I’ve spent the majority of my time as a resident artist at Tom of Finland Foundation immersed in an archive of Tom’s sketches and preparatory drawings.
I’m endlessly fascinated by the way Tom’s unfinished work allows me to see his brain and hand collaborating, to understand the choices he was making as he crafted his images. In the process of gathering and abstracting his images to inform my own drawings, I was often caught between erotic and analytical responses to his work. As a casual viewer who is attracted to men, Tom’s work is, to put it blandly, easy for me to simply enjoy. As an artist and an academic, I was inclined to engage with the context of the work, to find the politics and the art historical importance. In grappling with these modes of viewing the work, which we are often told are mutually exclusive (especially in academic settings), I’ve come to believe that the only way to understand the work is through the erotic, not in aside from it or even in addition to it.

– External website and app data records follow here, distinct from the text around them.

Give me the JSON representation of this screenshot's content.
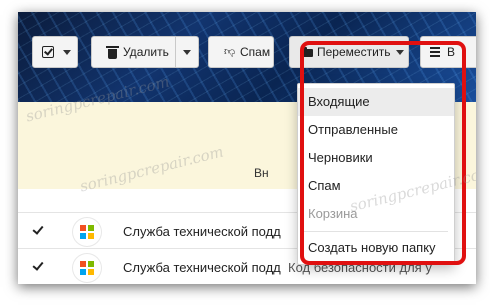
{
  "toolbar": {
    "delete_label": "Удалить",
    "spam_label": "Спам",
    "move_label": "Переместить",
    "more_label_partial": "В"
  },
  "notice": {
    "text_partial": "Вн"
  },
  "emails": [
    {
      "checked": true,
      "sender": "Служба технической подд",
      "subject": "",
      "logo": "microsoft-logo"
    },
    {
      "checked": true,
      "sender": "Служба технической подд",
      "subject": "Код безопасности для у",
      "logo": "microsoft-logo"
    }
  ],
  "move_menu": {
    "items": [
      {
        "label": "Входящие",
        "state": "hover"
      },
      {
        "label": "Отправленные",
        "state": "normal"
      },
      {
        "label": "Черновики",
        "state": "normal"
      },
      {
        "label": "Спам",
        "state": "normal"
      },
      {
        "label": "Корзина",
        "state": "disabled"
      }
    ],
    "create_label": "Создать новую папку"
  },
  "watermark": "soringpcrepair.com",
  "colors": {
    "highlight": "#e01010",
    "notice_bg": "#fbf6dc",
    "banner": "#12346e",
    "ms_red": "#f25022",
    "ms_green": "#7fba00",
    "ms_blue": "#00a4ef",
    "ms_yellow": "#ffb900"
  }
}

The drawings have immense intellectual, political, and art historical importance, absolutely, but that content is pinned under the pleasure, smothered in it, dripping with it. A viewer has to first admit desire and open themself to the murky, irrational erotic depths of the work. Reach elbow deep in there, and everything else can be found. (In particular I think that Tom’s work is incredibly political – as the pleasure of the sexual outlaw always is – but he isn’t often credited with this precisely because the politics are bound to the pleasure, and pleasure gets messy.)